◆ ASSIGNMENT
Your job is to restate each entry word for word.

◆ RECORDS PROVIDED
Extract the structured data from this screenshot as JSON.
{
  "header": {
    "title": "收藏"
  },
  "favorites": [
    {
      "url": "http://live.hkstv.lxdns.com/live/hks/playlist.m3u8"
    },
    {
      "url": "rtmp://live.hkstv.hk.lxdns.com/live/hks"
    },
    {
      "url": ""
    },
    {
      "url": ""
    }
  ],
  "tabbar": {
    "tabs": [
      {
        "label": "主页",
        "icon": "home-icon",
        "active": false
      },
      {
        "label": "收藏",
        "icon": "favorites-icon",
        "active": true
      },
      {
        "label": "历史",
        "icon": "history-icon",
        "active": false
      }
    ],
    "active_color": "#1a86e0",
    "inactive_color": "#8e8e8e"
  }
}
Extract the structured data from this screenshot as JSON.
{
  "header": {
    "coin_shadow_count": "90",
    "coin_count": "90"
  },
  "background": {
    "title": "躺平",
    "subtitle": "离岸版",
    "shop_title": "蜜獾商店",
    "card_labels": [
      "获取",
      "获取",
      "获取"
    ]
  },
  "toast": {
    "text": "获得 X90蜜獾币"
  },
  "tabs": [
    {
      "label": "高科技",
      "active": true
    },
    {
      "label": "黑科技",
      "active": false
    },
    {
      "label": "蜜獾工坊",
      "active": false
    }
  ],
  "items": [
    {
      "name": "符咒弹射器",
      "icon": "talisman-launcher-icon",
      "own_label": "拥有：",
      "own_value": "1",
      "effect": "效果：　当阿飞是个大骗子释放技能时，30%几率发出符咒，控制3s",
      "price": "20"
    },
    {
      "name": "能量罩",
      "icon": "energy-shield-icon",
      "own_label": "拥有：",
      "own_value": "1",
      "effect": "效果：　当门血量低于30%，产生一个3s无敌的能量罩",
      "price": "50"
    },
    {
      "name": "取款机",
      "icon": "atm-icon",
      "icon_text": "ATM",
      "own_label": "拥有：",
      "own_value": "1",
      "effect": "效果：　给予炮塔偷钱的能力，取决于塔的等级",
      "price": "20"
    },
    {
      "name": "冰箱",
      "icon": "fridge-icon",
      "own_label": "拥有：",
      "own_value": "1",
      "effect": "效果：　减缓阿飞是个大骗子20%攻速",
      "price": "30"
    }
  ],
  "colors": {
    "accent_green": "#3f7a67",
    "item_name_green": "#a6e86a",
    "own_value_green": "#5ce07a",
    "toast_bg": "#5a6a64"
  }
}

◆ PROBLEM SOLUTION
Extract the structured data from this screenshot as JSON.
{
  "header": {
    "title": "收藏"
  },
  "favorites": [
    {
      "url": "http://live.hkstv.lxdns.com/live/hks/playlist.m3u8"
    },
    {
      "url": "rtmp://live.hkstv.hk.lxdns.com/live/hks"
    },
    {
      "url": ""
    },
    {
      "url": ""
    }
  ],
  "tabbar": {
    "tabs": [
      {
        "label": "主页",
        "icon": "home-icon",
        "active": false
      },
      {
        "label": "收藏",
        "icon": "favorites-icon",
        "active": true
      },
      {
        "label": "历史",
        "icon": "history-icon",
        "active": false
      }
    ],
    "active_color": "#1a86e0",
    "inactive_color": "#8e8e8e"
  }
}
Extract the structured data from this screenshot as JSON.
{
  "header": {
    "coin_shadow_count": "90",
    "coin_count": "90"
  },
  "background": {
    "title": "躺平",
    "subtitle": "离岸版",
    "shop_title": "蜜獾商店",
    "card_labels": [
      "获取",
      "获取",
      "获取"
    ]
  },
  "toast": {
    "text": "获得 X90蜜獾币"
  },
  "tabs": [
    {
      "label": "高科技",
      "active": true
    },
    {
      "label": "黑科技",
      "active": false
    },
    {
      "label": "蜜獾工坊",
      "active": false
    }
  ],
  "items": [
    {
      "name": "符咒弹射器",
      "icon": "talisman-launcher-icon",
      "own_label": "拥有：",
      "own_value": "1",
      "effect": "效果：　当阿飞是个大骗子释放技能时，30%几率发出符咒，控制3s",
      "price": "20"
    },
    {
      "name": "能量罩",
      "icon": "energy-shield-icon",
      "own_label": "拥有：",
      "own_value": "1",
      "effect": "效果：　当门血量低于30%，产生一个3s无敌的能量罩",
      "price": "50"
    },
    {
      "name": "取款机",
      "icon": "atm-icon",
      "icon_text": "ATM",
      "own_label": "拥有：",
      "own_value": "1",
      "effect": "效果：　给予炮塔偷钱的能力，取决于塔的等级",
      "price": "20"
    },
    {
      "name": "冰箱",
      "icon": "fridge-icon",
      "own_label": "拥有：",
      "own_value": "1",
      "effect": "效果：　减缓阿飞是个大骗子20%攻速",
      "price": "30"
    }
  ],
  "colors": {
    "accent_green": "#3f7a67",
    "item_name_green": "#a6e86a",
    "own_value_green": "#5ce07a",
    "toast_bg": "#5a6a64"
  }
}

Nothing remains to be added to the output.